Popovici graduated from the Constantin Diaconovici Loga High School in Timişoara in 1950 and in the same year decided to pursue a musical career. He moved to Bucharest where he was admitted to the Ciprian Porumbescu Music Conservatory from which he graduated in 1955 with a degree in composition. Popovici studied under Mihail Andricu, Mihail Jora, Paul Constantinescu in harmony, Martian Negrea in counterpoint, Theodor Rogalski in instrumentation, and Zeno Vancea in history of music. It is to be taken into consideration that Mihail Jora was Max Reger, a student in Leipzig and that Mihail Andricu was Gabriel Fauré, a student in Paris. In 1966 Popovici married Alina Musat, a music teacher, musicologist, and author of Ottorino Respighi, (Ed. Muzicala, 1972). Starting in 1968 Popovici made regular trips to Darmstadt, Germany, and studied modern composition technique with György Ligeti, Karlheinz Stockhausen, and Iannis Xenakis. He became an SACEM member, a French professional association that collects payments of artists' rights.

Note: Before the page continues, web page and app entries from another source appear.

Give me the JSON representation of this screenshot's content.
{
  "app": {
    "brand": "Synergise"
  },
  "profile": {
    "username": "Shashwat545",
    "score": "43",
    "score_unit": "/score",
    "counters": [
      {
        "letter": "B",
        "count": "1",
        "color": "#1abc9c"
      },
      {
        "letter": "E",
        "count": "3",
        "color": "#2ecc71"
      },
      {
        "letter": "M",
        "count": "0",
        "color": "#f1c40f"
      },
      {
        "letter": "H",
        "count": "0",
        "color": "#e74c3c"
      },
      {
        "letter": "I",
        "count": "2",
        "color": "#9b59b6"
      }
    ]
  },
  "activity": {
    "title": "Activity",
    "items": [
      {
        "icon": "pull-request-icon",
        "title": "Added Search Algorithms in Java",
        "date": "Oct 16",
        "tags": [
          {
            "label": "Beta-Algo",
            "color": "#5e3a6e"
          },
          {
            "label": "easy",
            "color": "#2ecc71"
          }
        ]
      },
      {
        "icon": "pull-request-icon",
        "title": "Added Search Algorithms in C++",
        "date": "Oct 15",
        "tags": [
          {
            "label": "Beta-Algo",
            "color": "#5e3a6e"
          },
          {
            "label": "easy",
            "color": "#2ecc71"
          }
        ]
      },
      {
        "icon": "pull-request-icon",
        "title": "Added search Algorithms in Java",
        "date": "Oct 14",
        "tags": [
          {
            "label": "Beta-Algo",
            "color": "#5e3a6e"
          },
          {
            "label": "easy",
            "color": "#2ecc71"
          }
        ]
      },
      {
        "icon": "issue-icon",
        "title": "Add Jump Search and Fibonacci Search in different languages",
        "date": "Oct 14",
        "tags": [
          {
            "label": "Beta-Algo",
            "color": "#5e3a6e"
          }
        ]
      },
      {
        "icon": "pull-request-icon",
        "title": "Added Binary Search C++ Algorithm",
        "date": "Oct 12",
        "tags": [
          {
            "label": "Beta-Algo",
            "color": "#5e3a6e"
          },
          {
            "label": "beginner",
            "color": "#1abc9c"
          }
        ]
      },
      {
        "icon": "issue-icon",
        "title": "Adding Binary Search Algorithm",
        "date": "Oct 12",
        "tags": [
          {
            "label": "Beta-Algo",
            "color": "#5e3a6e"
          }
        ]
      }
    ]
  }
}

In the same year he started working as a musical editor in the Romanian Radio Society. From 1970 to 1990 he was employed as a musical journalist by the Saptămîna newspaper, conducted by the writer Eugen Barbu. Since 1990 he has been a History of Music professor at Spiru Haret University in Bucharest.
Popovici's work can be divided into three stages: Post-Impressionism with works such as "The Piano Sonata" (edited at Leipzig, Ed. Peters), "The Violin and Piano Sonata", "Wires Quartet" and many lieds. The Serial Dodecaphonic, (he is the first Dodecaphonic composer in Romania), "Mariana Pineda", "Prometheus", "Homage to Palestrina", "The Pigeons of Death", "August Night", "Homage to Tuculescu" quintet (edited in Paris, Ed. Salabert), "Trio" (for violin, cello, piano), Symphony no. 1, 2 and "Homage to Eminescu" (Edited in Paris, Ed. Salabert); Post-Byzantine with the "Statornicie", "The Prostitute" operas, Symphony no.1, 2, Byzantine Poem, "Byzantine Hymns", "The Wedding" ballet, and "Codex Caioni".
Popovici has written 33 books about the history of music, novels, musicians biography studies, and numerous poems using blank verse.
- 20 Romanian Composers Union awards (1953–present)
- Pro Musica award (Budapest)
- The Yugoslavian Composers Society Prize
- The Romanian Academy Prize
- The "Tristan Tzara" medal
- "Comendattore d'Italia" title (1982)
"Imn Bizantin", performed by Collegium Byzantinum, Aachen - Aix la Chapelle
- Viorel Cosma: "Muzicieni Romani". Lexicon, (Editura Muzicală, 1970)
- Alfred Hoffman: "Orizonturi muzicale", (Editura Muzicală, 1979)
- Iosif Sava - Luminita Vartolomei: "Mic Dictionar de Muzica, Bucharest, (Ed.stiintifica si enciclopedica, 1979)
- Dan Zamfirescu: "Via Magna", Bucuresti, (Ed. Eminescu, 1970)